Exercise prompt:
What this exercise needs is every entry restated as written, with no pictures.

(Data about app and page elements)

*-*-*

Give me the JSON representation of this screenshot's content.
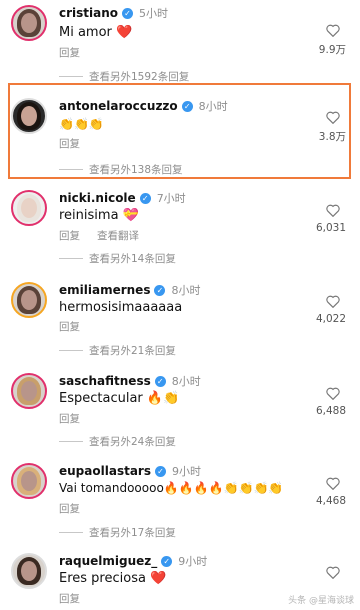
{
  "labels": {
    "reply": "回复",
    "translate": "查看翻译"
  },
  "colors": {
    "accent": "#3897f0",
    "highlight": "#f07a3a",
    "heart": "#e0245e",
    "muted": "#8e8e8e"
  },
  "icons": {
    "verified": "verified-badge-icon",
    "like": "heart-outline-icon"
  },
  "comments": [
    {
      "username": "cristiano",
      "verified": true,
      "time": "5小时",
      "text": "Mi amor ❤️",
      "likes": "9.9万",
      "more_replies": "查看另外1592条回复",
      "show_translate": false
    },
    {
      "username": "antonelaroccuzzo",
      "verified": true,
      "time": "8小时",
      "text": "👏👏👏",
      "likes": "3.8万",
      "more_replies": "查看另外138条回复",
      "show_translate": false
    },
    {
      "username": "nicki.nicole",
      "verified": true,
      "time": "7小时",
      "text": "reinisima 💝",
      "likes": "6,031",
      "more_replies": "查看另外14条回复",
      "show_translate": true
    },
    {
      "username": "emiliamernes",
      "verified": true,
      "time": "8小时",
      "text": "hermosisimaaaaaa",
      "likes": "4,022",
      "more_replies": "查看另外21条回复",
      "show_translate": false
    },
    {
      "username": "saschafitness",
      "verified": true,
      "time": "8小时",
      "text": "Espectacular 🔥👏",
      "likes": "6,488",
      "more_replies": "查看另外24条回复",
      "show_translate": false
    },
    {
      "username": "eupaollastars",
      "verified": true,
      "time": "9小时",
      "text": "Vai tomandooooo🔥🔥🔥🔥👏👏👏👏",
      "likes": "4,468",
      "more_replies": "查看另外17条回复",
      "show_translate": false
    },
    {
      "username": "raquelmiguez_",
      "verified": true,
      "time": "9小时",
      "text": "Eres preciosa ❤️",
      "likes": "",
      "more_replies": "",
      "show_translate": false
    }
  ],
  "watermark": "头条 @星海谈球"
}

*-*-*

Exercise answer:
Give me the JSON representation of this screenshot's content.
{
  "labels": {
    "reply": "回复",
    "translate": "查看翻译"
  },
  "colors": {
    "accent": "#3897f0",
    "highlight": "#f07a3a",
    "heart": "#e0245e",
    "muted": "#8e8e8e"
  },
  "icons": {
    "verified": "verified-badge-icon",
    "like": "heart-outline-icon"
  },
  "comments": [
    {
      "username": "cristiano",
      "verified": true,
      "time": "5小时",
      "text": "Mi amor ❤️",
      "likes": "9.9万",
      "more_replies": "查看另外1592条回复",
      "show_translate": false
    },
    {
      "username": "antonelaroccuzzo",
      "verified": true,
      "time": "8小时",
      "text": "👏👏👏",
      "likes": "3.8万",
      "more_replies": "查看另外138条回复",
      "show_translate": false
    },
    {
      "username": "nicki.nicole",
      "verified": true,
      "time": "7小时",
      "text": "reinisima 💝",
      "likes": "6,031",
      "more_replies": "查看另外14条回复",
      "show_translate": true
    },
    {
      "username": "emiliamernes",
      "verified": true,
      "time": "8小时",
      "text": "hermosisimaaaaaa",
      "likes": "4,022",
      "more_replies": "查看另外21条回复",
      "show_translate": false
    },
    {
      "username": "saschafitness",
      "verified": true,
      "time": "8小时",
      "text": "Espectacular 🔥👏",
      "likes": "6,488",
      "more_replies": "查看另外24条回复",
      "show_translate": false
    },
    {
      "username": "eupaollastars",
      "verified": true,
      "time": "9小时",
      "text": "Vai tomandooooo🔥🔥🔥🔥👏👏👏👏",
      "likes": "4,468",
      "more_replies": "查看另外17条回复",
      "show_translate": false
    },
    {
      "username": "raquelmiguez_",
      "verified": true,
      "time": "9小时",
      "text": "Eres preciosa ❤️",
      "likes": "",
      "more_replies": "",
      "show_translate": false
    }
  ],
  "watermark": "头条 @星海谈球"
}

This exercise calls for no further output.